More Cell Phones Recycled, But Numbers Are Still Low

Wireless companies are helping consumers become greener by promoting the recycling of old phones, market researcher iSuppli said.
We recycle our soda cans and our newspapers, so why don't we recycle our cell phones?

U.S. consumers who bought new mobile phones recycled the old ones in the fourth quarter of 2007 at double the rate of the third quarter, a market research firm said Tuesday. But the overall number of recyclers remained low at less than one in 10.
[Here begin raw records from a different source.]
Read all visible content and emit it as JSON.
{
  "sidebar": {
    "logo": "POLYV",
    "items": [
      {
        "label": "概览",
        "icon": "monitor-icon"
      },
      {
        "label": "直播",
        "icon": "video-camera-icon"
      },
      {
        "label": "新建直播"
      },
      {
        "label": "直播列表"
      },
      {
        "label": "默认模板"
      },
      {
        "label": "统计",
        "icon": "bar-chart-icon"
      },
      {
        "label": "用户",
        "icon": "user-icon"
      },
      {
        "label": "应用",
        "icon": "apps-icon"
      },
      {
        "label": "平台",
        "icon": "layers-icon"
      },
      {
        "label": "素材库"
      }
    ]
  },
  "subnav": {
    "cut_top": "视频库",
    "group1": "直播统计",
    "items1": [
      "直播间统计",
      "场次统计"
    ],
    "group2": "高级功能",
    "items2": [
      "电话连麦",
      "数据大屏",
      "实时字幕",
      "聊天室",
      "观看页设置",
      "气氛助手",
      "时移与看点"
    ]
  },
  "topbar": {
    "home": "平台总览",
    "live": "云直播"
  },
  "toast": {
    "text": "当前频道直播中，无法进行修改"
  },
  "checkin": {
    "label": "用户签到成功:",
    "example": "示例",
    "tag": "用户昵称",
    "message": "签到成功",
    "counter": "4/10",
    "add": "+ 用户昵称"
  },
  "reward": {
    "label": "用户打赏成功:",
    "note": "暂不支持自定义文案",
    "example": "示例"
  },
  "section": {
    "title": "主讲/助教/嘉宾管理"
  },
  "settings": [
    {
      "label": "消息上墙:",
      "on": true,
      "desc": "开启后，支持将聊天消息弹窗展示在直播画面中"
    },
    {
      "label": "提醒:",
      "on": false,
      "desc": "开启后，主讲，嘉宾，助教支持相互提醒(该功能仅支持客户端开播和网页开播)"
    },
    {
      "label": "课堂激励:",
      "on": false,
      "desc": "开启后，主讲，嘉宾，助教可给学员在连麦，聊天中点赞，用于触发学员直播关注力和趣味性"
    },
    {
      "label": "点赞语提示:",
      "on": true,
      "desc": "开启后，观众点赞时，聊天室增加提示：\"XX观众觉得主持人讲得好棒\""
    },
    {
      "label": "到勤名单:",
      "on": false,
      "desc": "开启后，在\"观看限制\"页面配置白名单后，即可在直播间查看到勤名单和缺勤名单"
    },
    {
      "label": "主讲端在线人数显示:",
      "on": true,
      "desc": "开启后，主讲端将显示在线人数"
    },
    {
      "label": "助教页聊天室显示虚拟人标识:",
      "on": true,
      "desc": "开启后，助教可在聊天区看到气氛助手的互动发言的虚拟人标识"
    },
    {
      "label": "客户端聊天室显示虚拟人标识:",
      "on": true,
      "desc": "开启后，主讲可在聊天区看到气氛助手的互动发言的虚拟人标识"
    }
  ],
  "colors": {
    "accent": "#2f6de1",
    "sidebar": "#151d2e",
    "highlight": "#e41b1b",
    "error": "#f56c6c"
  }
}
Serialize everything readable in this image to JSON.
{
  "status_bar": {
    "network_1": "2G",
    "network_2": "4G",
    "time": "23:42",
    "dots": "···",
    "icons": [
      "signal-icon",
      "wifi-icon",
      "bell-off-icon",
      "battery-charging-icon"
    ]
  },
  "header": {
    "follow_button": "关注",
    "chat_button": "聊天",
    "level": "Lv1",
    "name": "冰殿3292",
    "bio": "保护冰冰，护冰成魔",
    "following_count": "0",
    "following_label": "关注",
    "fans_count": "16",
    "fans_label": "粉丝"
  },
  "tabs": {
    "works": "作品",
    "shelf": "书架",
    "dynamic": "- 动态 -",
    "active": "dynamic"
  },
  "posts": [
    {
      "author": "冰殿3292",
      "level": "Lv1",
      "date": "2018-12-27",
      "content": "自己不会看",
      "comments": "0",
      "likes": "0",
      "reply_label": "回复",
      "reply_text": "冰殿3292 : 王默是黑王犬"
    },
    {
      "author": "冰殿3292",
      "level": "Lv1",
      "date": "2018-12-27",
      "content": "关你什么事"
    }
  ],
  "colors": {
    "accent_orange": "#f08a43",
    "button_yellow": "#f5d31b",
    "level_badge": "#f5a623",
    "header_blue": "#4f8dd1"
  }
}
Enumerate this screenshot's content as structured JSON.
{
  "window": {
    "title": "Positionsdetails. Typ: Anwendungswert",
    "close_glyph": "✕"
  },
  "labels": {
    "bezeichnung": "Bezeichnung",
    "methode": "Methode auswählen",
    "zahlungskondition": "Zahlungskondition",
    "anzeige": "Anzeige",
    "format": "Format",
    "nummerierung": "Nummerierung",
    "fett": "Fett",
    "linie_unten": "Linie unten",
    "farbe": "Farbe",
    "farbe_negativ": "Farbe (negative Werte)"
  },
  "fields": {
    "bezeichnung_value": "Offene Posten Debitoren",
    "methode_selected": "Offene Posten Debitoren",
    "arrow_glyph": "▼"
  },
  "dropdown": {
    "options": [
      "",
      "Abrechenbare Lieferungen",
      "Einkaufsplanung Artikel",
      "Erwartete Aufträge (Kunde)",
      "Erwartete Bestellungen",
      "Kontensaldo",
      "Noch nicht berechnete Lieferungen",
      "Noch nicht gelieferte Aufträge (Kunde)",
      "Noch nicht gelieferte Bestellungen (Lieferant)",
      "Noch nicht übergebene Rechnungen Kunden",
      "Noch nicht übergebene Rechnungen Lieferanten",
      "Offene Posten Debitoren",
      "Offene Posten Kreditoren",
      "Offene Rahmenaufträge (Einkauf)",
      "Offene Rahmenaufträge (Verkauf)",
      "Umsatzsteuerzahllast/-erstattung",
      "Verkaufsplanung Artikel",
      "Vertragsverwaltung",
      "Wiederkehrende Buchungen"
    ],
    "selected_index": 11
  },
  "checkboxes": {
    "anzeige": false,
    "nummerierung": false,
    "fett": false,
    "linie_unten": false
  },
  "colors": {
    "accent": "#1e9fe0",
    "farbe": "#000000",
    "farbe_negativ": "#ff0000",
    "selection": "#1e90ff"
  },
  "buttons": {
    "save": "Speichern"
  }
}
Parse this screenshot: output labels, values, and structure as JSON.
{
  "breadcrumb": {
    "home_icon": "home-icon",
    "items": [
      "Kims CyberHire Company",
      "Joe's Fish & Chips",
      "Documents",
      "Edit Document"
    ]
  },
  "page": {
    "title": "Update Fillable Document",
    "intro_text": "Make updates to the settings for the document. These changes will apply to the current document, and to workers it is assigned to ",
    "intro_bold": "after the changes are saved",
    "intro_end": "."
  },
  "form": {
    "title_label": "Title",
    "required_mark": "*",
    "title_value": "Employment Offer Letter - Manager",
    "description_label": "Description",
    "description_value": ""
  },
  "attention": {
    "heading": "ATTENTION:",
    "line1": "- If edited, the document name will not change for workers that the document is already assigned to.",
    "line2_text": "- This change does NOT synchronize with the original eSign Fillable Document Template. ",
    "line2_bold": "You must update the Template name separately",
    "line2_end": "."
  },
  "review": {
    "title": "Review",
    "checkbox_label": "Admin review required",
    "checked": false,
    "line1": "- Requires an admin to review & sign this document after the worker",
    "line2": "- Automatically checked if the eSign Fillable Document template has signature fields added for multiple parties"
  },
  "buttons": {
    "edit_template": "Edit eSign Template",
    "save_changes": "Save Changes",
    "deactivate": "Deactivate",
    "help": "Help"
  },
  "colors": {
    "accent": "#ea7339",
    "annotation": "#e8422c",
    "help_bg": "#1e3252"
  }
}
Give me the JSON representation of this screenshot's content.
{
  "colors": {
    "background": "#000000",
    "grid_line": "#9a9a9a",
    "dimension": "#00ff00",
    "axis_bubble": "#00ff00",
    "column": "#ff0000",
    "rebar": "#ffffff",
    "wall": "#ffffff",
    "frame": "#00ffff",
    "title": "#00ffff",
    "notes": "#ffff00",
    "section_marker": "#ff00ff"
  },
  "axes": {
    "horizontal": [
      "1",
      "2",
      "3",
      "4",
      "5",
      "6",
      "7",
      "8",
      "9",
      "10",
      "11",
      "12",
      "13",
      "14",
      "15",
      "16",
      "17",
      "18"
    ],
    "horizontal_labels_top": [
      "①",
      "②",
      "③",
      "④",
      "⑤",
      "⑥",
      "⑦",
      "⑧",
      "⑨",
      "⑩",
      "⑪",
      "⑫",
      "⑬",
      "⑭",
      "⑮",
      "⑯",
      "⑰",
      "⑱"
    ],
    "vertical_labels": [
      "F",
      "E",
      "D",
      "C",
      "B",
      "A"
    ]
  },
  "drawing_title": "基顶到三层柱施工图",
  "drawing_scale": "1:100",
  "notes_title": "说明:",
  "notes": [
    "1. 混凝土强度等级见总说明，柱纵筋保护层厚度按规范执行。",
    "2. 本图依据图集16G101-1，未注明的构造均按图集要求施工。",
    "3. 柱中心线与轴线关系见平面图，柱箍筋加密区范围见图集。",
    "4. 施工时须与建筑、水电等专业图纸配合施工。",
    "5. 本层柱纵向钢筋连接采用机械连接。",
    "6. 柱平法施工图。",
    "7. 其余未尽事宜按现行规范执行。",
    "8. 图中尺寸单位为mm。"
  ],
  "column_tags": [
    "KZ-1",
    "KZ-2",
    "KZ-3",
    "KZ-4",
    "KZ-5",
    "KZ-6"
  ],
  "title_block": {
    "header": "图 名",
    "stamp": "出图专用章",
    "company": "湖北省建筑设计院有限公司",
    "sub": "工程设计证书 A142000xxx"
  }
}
"iSuppli's fourth-quarter survey indicated that while U.S. consumers increasingly are recycling their old handsets, there's still plenty of room for improvement," Greg Sheppard, chief development officer for iSuppli, said in a statement.

The market researcher found that only 9.4% of consumers who bought new phones recycled the old ones, iSuppli said. But the doubling in the recycling rate over the third quarter showed that Americans are increasingly becoming aware of environmental issues related to the disposal of electronic waste.

Wireless companies are helping consumers become greener by promoting the recycling of old phones, the researcher said. Verizon Wireless, for example, collects old phones at its stores and then refurbishes them to sell, or recycles materials in the phones.

ISuppli's survey of consumers also showed that 36.8% stored their old handsets, believing they have some residual value. "However, all too often, those handsets end up in the trash when spring cleaning comes," Sheppard said.

The next most common fate for old phones was to be given away to family or friends, followed by donating them to charities and returning them to the retailers where they were originally bought. Unfortunately, a "disturbingly high number" of U.S. consumers, 10.2%, tossed the old phones in the trash, or said they were stolen or lost.

The U.S. Environmental Protection Agency estimates that American throw away 125 million phones a year, creating 65,000 tons of waste, some of it toxic, iSuppli said.

Editor's Choice
Samuel Greengard, Contributing Reporter
Cynthia Harvey, Freelance Journalist, InformationWeek
Carrie Pallardy, Contributing Reporter
John Edwards, Technology Journalist & Author
Astrid Gobardhan, Data Privacy Officer, VFS Global
Sara Peters, Editor-in-Chief, InformationWeek / Network Computing